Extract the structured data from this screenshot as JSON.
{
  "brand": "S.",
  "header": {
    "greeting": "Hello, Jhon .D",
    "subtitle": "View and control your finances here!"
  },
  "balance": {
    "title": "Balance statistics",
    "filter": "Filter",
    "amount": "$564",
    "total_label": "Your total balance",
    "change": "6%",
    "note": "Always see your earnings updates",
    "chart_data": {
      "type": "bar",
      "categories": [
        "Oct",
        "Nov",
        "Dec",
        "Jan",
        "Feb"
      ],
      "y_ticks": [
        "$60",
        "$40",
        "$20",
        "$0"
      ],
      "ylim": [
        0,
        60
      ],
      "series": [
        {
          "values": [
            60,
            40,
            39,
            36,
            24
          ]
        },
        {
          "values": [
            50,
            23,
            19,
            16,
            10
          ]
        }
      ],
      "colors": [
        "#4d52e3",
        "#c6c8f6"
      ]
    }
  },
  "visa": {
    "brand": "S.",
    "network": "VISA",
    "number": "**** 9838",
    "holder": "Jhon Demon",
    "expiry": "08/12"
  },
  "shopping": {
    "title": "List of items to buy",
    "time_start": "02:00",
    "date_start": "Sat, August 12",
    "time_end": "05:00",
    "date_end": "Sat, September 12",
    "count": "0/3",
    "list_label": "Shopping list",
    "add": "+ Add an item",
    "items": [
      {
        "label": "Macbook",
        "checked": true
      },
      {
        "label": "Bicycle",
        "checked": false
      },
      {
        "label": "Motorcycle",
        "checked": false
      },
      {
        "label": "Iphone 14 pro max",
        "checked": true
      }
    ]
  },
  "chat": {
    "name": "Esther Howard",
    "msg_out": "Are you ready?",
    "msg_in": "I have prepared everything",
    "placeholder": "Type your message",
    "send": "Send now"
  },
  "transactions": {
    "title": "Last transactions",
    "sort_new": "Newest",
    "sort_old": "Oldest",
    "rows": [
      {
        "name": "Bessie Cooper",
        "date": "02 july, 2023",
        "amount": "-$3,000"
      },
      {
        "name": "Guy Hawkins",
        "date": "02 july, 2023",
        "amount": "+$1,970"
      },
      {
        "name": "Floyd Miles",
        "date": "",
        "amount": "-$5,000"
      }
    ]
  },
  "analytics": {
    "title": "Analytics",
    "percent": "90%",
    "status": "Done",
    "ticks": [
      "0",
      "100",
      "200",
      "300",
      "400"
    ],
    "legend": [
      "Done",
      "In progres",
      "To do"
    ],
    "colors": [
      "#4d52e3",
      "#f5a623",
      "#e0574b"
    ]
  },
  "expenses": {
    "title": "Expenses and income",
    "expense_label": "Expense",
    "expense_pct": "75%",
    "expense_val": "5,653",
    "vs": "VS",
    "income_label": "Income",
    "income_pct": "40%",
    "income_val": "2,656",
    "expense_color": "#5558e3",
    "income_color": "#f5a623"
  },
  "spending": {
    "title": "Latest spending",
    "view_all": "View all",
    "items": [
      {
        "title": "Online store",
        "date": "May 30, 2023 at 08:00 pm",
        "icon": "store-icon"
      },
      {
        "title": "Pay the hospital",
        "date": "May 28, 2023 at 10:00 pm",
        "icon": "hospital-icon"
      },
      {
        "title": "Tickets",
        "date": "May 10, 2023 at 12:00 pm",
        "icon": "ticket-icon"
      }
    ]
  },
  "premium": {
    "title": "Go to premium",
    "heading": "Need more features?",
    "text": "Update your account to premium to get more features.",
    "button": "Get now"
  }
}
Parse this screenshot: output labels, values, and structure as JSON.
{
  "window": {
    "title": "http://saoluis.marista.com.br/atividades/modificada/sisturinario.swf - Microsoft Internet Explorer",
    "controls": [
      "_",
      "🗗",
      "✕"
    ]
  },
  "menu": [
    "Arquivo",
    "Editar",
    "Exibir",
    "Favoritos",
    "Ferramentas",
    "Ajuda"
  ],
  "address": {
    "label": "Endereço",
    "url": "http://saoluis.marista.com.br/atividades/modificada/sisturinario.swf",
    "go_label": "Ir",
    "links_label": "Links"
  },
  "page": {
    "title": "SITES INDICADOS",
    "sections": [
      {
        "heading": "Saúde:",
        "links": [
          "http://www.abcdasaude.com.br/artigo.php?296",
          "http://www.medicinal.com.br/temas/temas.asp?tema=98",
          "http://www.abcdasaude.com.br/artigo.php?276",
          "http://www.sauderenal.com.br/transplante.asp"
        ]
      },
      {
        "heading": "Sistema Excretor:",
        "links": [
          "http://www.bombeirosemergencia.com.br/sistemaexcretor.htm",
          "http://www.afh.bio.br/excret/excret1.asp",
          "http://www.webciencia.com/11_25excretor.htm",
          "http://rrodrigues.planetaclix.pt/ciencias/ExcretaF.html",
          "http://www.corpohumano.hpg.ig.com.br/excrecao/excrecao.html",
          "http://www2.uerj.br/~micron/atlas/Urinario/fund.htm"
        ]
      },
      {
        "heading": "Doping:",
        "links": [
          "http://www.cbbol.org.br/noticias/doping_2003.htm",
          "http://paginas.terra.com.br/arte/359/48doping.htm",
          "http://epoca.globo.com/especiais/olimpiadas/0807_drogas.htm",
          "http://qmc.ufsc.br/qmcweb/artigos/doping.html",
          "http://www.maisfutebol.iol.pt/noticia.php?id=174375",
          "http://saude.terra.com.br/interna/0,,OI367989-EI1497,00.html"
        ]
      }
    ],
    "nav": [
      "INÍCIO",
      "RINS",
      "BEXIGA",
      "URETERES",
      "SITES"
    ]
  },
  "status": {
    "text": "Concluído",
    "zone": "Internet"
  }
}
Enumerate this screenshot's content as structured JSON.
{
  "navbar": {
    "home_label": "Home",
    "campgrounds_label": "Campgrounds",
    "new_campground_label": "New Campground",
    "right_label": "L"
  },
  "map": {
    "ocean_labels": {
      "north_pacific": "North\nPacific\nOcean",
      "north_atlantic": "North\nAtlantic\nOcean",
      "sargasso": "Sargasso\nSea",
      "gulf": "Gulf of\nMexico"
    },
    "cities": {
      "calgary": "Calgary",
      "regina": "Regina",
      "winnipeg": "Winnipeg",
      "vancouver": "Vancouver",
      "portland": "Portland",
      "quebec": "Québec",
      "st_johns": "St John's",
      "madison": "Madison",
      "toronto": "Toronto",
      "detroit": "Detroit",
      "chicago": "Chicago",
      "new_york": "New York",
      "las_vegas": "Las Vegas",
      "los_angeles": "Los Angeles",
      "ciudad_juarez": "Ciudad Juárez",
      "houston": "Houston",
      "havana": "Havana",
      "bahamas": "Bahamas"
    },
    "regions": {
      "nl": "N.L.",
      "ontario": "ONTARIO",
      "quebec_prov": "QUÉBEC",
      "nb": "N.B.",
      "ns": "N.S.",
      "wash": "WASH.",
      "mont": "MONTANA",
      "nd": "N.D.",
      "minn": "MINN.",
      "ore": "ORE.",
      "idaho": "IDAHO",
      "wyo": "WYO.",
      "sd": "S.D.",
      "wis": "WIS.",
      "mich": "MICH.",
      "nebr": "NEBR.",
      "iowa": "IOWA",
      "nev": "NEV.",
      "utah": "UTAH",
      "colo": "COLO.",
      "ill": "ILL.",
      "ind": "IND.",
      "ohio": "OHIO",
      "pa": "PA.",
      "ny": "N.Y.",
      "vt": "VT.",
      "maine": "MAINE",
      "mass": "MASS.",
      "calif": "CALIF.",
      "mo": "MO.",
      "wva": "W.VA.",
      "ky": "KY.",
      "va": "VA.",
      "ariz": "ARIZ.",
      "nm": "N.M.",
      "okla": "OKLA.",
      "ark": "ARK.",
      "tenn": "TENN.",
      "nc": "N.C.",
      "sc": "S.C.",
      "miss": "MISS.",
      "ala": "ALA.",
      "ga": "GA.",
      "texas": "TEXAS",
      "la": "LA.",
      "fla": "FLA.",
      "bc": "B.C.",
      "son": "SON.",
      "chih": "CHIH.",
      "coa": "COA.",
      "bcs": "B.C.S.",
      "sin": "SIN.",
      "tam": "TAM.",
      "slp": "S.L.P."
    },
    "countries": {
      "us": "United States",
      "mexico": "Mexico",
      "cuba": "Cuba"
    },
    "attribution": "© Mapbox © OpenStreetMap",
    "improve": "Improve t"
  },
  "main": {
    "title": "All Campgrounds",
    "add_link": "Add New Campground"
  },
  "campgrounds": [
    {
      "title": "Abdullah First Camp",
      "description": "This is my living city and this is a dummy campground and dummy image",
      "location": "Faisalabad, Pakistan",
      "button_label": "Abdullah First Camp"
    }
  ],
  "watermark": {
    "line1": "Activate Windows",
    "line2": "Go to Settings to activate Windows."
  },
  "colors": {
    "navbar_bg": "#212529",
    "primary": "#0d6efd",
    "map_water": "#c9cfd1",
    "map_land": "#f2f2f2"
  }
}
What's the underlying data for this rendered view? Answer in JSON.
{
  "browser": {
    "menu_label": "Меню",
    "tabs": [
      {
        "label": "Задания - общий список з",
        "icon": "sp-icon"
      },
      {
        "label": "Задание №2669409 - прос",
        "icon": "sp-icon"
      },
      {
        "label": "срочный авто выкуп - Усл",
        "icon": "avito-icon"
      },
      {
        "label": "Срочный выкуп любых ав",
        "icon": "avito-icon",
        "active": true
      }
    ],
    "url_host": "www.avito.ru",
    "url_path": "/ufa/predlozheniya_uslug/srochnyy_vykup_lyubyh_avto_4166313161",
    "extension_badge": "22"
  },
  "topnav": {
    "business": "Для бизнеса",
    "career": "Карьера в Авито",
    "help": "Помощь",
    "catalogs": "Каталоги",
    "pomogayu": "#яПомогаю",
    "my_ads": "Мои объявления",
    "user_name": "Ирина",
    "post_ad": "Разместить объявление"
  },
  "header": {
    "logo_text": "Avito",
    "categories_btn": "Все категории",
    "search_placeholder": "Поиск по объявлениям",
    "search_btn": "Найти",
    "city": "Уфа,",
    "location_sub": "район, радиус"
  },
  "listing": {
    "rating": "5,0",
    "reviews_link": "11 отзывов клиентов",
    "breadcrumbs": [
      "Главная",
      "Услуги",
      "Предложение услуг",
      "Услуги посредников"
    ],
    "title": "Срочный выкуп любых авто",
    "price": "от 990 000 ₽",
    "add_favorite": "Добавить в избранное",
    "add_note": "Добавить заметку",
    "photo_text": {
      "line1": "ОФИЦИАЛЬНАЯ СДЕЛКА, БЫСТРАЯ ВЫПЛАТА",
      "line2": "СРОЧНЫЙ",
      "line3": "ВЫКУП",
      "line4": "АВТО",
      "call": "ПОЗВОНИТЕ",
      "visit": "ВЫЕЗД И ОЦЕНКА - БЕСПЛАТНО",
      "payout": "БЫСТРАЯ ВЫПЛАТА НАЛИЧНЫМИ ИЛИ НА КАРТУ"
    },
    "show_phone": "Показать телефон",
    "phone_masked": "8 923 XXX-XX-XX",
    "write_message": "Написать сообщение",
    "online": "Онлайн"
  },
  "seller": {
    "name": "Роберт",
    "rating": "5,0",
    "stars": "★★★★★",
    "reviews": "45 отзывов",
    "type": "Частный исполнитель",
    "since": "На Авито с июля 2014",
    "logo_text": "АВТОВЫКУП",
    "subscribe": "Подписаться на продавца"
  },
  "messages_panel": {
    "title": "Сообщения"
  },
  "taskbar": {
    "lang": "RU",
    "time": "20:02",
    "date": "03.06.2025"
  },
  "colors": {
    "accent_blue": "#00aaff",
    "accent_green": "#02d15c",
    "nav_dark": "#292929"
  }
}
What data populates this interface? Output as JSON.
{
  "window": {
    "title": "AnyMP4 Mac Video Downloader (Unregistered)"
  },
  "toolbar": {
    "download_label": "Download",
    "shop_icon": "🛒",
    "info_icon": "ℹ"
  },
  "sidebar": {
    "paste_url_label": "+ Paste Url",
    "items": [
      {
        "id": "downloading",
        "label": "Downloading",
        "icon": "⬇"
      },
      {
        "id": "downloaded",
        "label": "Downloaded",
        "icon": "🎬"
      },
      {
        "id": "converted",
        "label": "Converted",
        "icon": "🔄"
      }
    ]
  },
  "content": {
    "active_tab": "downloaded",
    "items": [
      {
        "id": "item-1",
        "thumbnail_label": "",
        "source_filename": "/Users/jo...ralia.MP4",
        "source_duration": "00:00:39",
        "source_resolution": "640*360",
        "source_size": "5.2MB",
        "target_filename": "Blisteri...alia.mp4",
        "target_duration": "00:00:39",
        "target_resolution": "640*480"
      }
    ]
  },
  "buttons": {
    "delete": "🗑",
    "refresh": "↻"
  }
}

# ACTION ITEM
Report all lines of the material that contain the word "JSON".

# RESULT FOR THIS EXERCISE
Extract the structured data from this screenshot as JSON.
Parse this screenshot: output labels, values, and structure as JSON.
Enumerate this screenshot's content as structured JSON.
What's the underlying data for this rendered view? Answer in JSON.
What data populates this interface? Output as JSON.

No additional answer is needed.